(Data)
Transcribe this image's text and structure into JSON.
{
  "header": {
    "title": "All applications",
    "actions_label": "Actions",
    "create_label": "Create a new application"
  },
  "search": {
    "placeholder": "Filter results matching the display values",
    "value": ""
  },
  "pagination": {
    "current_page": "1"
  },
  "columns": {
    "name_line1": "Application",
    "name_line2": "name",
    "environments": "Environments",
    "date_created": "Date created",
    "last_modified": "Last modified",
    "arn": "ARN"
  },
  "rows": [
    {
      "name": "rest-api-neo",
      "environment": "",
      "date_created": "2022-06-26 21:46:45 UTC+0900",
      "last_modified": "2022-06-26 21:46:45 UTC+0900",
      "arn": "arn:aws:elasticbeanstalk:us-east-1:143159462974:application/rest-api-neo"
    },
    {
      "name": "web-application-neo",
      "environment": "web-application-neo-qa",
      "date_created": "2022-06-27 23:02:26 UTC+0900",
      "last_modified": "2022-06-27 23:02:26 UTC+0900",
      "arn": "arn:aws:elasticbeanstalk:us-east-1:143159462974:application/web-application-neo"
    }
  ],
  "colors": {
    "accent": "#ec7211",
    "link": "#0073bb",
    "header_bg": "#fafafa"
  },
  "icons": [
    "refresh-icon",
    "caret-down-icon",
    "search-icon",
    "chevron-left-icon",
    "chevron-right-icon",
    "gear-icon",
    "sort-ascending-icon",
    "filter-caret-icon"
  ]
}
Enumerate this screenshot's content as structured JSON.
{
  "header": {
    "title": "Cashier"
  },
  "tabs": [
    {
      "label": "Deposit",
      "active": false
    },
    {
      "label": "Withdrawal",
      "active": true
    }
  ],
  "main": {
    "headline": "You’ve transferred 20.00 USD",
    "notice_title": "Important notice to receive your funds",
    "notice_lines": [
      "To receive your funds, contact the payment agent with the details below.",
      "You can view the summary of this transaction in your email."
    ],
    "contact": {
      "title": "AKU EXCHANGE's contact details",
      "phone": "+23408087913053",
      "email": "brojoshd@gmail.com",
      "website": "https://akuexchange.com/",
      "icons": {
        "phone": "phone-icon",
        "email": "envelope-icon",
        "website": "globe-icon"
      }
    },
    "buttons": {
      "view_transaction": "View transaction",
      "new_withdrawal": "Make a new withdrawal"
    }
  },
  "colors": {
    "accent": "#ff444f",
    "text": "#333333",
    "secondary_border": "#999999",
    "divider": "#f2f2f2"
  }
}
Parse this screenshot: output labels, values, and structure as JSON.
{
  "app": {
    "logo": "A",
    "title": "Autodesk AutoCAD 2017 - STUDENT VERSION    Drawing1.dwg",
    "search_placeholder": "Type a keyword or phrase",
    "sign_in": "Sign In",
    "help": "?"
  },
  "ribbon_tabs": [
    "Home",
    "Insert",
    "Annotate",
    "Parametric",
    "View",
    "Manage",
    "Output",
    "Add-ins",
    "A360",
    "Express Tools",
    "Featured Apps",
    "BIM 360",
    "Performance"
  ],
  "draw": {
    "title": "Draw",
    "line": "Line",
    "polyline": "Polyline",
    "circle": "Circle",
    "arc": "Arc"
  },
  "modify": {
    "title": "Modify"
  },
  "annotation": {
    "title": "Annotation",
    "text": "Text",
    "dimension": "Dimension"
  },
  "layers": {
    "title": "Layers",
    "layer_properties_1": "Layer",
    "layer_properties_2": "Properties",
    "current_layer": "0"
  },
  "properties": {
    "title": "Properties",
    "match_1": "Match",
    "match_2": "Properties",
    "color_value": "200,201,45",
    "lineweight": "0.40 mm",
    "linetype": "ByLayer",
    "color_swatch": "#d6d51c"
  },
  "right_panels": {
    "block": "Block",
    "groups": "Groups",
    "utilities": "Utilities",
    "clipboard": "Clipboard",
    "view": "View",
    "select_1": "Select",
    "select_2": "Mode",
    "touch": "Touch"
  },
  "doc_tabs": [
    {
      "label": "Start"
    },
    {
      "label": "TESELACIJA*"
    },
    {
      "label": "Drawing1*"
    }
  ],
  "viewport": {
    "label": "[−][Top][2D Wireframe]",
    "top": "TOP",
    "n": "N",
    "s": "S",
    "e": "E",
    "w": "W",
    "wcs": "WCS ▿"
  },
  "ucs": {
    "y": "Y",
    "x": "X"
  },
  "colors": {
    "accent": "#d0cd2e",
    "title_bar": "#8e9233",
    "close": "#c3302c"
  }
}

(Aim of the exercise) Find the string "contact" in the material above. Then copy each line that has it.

(Answer to this exercise)
      "To receive your funds, contact the payment agent with the details below.",
    "contact": {
      "title": "AKU EXCHANGE's contact details",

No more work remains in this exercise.